**Assignment**
Nothing but a number is needed: the count of lines below that include "icon".

::: Data under study

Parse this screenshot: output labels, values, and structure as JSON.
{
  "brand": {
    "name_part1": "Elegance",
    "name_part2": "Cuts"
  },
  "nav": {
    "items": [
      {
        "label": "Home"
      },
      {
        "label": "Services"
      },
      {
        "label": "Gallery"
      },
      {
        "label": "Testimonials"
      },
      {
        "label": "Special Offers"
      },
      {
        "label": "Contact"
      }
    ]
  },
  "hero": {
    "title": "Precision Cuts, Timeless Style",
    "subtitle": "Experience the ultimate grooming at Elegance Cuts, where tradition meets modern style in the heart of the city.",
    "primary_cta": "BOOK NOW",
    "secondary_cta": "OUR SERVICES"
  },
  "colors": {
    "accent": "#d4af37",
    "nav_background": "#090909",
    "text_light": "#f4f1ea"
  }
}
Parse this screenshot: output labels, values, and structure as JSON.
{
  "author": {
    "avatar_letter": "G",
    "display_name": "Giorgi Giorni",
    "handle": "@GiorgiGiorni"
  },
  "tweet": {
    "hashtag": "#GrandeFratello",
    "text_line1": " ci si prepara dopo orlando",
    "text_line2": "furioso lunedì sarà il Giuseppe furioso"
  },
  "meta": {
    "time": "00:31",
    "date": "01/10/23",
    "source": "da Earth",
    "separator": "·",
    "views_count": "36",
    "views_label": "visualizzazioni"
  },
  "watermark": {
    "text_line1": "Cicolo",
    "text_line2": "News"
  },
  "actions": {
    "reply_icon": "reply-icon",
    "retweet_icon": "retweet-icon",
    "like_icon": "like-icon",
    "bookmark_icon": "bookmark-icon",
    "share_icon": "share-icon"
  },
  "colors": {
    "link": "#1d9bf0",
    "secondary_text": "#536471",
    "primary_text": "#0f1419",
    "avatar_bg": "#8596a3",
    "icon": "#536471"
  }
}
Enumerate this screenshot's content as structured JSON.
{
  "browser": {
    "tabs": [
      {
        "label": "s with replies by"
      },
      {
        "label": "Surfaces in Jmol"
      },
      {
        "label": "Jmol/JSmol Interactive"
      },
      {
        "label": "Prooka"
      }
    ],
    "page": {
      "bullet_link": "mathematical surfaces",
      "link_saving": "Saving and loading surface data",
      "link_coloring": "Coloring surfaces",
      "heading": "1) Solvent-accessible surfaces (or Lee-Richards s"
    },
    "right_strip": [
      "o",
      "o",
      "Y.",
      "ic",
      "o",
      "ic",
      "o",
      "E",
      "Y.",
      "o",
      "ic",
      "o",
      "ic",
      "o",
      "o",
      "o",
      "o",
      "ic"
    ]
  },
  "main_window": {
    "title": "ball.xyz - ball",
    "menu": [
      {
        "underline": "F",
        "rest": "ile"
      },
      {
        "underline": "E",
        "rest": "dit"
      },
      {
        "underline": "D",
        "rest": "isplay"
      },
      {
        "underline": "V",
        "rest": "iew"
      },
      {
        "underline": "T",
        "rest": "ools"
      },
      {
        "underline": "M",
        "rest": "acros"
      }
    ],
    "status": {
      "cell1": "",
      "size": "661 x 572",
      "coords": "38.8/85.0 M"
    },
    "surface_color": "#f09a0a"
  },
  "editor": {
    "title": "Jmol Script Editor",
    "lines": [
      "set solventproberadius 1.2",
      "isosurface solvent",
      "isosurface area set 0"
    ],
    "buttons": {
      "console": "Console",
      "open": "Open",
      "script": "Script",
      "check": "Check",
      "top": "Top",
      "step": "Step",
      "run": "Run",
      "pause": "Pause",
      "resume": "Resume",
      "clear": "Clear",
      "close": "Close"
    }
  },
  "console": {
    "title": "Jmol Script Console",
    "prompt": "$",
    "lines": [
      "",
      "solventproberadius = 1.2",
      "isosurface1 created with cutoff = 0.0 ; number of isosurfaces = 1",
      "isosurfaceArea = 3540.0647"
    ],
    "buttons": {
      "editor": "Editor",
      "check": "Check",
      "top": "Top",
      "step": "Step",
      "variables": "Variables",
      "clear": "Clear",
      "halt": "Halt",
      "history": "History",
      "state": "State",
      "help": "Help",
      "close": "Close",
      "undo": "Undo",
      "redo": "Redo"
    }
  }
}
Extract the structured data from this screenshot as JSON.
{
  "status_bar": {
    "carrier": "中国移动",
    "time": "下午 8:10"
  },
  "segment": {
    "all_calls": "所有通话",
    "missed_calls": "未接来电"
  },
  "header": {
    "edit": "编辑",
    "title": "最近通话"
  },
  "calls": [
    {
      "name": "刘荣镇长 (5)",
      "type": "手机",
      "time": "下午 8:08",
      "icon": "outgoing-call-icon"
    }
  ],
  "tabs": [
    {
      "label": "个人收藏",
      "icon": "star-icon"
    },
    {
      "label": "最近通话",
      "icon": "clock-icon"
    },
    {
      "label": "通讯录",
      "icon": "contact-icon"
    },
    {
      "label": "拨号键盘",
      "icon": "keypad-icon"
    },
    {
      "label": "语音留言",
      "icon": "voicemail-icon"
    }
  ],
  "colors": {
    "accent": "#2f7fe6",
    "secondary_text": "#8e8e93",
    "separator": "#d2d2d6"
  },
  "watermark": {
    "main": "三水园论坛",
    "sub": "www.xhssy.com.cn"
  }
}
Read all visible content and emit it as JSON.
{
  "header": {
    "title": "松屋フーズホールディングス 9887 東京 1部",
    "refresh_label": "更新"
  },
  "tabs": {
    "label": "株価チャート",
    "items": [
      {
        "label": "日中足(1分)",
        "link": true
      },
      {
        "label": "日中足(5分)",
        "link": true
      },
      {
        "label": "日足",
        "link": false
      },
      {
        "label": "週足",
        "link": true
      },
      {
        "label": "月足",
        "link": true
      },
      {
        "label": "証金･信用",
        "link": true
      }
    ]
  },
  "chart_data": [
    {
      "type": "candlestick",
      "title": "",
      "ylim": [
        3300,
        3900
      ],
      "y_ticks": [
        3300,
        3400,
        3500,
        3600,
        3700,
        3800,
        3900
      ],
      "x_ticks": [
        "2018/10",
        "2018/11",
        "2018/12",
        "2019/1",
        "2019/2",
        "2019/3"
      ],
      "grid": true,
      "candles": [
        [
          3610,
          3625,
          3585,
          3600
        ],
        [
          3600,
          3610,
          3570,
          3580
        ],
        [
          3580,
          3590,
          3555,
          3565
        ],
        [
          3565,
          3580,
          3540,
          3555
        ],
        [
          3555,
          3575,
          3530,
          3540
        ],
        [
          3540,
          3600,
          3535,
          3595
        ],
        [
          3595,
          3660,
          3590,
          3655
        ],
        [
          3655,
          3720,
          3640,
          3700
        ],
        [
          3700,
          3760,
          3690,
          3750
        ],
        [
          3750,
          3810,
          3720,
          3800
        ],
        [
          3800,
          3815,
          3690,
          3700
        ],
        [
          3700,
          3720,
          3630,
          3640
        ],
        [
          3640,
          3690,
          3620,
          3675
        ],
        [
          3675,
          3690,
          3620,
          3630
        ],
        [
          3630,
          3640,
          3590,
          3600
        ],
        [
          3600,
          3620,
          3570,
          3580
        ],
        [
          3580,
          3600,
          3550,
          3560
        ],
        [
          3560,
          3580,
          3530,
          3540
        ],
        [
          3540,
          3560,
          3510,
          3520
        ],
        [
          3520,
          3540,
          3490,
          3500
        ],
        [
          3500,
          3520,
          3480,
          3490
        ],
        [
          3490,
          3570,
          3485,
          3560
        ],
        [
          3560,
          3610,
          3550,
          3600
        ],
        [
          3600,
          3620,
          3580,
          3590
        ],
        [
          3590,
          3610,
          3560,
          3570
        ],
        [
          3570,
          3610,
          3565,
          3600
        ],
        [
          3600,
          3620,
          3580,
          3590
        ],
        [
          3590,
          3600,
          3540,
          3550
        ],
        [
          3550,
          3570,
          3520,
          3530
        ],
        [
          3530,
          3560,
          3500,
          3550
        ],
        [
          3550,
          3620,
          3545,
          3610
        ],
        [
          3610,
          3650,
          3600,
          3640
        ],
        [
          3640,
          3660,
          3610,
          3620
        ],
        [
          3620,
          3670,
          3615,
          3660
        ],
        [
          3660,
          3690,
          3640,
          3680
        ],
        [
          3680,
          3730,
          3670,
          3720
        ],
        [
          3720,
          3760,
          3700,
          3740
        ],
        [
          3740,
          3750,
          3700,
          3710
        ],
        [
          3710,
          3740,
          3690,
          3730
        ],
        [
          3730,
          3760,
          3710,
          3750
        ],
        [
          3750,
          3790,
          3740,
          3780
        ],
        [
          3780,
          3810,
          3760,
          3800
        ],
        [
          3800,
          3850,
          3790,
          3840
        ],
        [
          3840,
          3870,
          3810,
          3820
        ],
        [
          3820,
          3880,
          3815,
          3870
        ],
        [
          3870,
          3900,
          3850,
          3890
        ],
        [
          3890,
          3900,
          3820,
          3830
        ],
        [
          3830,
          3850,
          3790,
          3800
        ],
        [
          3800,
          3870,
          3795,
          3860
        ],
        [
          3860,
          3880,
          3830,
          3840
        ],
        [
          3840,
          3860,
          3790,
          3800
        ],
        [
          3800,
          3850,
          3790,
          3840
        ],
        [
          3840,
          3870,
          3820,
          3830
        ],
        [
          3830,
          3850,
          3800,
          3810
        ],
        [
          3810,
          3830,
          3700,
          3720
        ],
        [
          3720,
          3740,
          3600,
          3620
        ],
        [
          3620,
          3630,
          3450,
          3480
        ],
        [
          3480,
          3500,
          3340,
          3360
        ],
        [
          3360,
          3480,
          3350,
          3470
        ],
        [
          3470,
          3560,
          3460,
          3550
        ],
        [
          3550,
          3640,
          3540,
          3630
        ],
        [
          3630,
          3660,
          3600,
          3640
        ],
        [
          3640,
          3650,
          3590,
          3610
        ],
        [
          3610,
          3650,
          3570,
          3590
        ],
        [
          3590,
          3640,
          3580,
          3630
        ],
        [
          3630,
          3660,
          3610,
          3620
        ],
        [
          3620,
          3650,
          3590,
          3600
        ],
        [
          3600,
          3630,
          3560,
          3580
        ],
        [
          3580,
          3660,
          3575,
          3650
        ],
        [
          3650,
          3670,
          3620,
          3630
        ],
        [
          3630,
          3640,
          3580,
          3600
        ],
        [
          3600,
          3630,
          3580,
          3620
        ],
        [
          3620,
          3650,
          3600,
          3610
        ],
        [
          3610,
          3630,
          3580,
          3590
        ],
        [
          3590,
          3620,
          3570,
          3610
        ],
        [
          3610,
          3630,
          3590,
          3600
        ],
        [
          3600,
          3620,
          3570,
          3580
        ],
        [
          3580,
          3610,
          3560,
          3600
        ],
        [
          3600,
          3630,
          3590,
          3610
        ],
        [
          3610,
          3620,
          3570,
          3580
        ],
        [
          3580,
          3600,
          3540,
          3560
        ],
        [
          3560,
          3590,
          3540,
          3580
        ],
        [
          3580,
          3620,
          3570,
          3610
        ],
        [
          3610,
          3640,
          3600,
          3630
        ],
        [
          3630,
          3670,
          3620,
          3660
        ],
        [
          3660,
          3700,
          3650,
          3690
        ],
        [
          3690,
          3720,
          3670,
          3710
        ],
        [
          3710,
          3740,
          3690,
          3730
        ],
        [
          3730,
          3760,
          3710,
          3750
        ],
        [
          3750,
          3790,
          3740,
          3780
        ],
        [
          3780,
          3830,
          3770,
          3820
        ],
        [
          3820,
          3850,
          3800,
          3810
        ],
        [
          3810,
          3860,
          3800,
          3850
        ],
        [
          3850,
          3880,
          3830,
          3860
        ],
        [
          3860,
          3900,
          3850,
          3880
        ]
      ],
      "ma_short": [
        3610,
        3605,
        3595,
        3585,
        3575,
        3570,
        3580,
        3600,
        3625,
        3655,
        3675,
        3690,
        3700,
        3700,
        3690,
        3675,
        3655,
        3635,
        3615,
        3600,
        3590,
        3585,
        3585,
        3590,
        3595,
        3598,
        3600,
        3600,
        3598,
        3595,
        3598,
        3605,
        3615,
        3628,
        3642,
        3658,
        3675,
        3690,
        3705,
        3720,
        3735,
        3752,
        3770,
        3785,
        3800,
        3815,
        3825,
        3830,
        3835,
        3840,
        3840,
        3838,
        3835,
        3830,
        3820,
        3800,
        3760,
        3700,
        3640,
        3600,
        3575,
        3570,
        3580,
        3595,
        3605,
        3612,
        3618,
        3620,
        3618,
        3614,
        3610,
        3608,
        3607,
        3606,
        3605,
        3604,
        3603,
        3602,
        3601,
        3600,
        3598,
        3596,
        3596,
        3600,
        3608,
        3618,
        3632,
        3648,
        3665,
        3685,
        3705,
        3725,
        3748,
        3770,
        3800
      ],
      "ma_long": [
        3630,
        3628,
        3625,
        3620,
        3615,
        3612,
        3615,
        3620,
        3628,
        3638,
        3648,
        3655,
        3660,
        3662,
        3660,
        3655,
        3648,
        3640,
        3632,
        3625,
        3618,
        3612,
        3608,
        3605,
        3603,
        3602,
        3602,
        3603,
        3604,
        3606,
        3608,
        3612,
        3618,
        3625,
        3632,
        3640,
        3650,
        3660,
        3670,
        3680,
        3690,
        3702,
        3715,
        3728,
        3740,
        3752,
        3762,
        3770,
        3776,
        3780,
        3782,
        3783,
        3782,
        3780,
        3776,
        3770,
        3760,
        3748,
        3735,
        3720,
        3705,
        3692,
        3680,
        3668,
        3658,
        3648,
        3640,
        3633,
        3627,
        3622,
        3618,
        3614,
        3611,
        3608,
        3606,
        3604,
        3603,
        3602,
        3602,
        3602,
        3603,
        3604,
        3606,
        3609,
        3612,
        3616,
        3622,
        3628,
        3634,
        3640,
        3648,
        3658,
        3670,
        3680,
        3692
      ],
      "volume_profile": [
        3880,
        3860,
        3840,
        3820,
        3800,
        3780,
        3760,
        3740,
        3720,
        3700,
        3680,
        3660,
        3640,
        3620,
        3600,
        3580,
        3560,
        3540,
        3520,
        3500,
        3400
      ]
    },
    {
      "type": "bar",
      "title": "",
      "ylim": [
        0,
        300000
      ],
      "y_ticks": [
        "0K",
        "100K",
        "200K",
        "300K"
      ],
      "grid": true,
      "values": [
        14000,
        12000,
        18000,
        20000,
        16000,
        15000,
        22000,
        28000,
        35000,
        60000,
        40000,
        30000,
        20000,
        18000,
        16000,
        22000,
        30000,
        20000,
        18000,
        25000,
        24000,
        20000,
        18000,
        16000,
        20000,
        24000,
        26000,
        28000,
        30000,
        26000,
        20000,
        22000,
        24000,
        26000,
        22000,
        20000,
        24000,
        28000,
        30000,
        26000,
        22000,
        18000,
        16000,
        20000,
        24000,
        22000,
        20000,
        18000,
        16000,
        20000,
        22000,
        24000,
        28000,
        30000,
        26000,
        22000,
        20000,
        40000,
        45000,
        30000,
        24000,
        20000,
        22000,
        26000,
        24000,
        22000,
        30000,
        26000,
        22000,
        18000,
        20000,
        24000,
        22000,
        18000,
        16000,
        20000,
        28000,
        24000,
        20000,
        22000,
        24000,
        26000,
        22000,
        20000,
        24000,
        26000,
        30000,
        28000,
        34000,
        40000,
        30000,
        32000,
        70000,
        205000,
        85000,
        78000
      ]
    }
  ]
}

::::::

**Answer for the task**
12